A quote from this chapter that is particularly intriguing for me is: “the ideal of impartiality serves ideological functions. It masks the ways in which the particular perspectives of dominant groups claim universality, and helps justify hierarchical decisionmaking structures” and, thus, is in opposition to participatory democracy (97). Young’s conception of impartiality can be applied to educational literacy standards. In the US, literacy standards operate under the assumption that “standard” written English is impartial, moral, and unbiased. However, the assumption of impartiality, as Young asserts, represents the partiality of—and helps justify—“hierarchical decisionmaking structures.” Language is perhaps the most prominent marker of race and class; thus, embedded in these ostensibly impartial standards are assumptions about race, class, and gender. So, students who grow up submerged in the dominant linguistic code enter the classroom “prepared,” while the rest of the students are not. The worst part is that those othered students, as well as their parents, are then blamed for their seeming lack of preparedness. They are marked as lacking necessary skills to survive in a competitive educational atmosphere, and they must be fixed, i.e. their difference must be “denied or repressed” (Young 98).

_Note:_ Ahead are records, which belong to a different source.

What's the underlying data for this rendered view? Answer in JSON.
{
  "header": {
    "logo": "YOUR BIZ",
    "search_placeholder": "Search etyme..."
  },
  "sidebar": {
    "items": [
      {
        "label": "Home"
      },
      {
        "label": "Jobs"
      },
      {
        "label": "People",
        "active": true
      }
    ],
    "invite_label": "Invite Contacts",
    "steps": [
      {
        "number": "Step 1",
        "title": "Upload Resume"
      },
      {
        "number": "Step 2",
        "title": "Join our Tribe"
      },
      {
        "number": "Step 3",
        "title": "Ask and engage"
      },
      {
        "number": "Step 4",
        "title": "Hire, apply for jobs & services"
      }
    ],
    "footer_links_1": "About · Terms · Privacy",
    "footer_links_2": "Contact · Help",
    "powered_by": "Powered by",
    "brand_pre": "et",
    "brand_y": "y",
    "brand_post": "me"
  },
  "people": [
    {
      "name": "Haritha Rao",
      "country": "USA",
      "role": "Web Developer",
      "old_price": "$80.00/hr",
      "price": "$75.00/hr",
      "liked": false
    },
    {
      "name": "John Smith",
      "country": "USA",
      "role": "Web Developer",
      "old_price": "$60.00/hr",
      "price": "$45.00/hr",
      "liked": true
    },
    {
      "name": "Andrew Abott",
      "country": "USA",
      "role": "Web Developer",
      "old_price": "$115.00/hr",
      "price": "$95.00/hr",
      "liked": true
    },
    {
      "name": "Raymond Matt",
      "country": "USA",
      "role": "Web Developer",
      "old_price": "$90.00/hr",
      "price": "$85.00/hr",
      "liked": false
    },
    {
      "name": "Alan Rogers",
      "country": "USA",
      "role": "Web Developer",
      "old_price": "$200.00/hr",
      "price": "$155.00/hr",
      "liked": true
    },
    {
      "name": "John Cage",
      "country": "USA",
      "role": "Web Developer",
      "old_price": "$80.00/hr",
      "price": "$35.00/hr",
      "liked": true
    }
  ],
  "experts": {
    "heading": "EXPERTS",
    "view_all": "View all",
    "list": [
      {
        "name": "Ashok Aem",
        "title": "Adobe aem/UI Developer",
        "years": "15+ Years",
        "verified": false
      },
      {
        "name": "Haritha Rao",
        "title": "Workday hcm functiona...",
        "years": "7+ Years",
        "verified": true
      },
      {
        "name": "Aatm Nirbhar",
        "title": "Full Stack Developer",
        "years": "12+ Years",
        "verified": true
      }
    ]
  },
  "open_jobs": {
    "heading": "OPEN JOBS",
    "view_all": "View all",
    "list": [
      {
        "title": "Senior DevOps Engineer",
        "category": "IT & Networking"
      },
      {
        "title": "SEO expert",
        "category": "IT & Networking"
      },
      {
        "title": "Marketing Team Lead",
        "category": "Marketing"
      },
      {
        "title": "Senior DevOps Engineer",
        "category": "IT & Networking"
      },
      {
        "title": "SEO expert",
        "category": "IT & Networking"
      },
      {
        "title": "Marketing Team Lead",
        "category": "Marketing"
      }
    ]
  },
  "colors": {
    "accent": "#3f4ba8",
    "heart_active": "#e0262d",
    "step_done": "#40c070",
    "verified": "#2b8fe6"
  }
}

Young’s argument can also be applied to accountability standards, which force students to demonstrate mastery over the aforementioned literacy standards through standardized testing. In their chapter of the book Defending Public Schools, David Hursh and Camille Martina contend that “[a]ccountability […] is about authority—who has it, who does not, and how it is exercised. […] The hegemony of accountability derives from the use of standardization to promote the interests of corporate-political elites, although often under the guise of the public good” (100). Impartiality is about power. The “corporate-political elites” are far from working for “the public good”; they are instead working in their own interests. As Young says, impartiality serves ideological functions. In his essay, “Ideological State Apparatuses,” Louis Althusser explains how ideology functions in education: he contends that in a capitalist society the educational Ideological State Apparatus (ISA)—the dominant ISA—enforces rules which create a “reproduction of labour power” but also “a reproduction of [the working class’s] submission to the rules of the established order, i.e. a reproduction of submission to the ruling ideology for the workers” (132). Thus, the notion of impartiality, as Young describes it, enacts linguistic violence on these students whose language marks them as “other” to the dominant standards.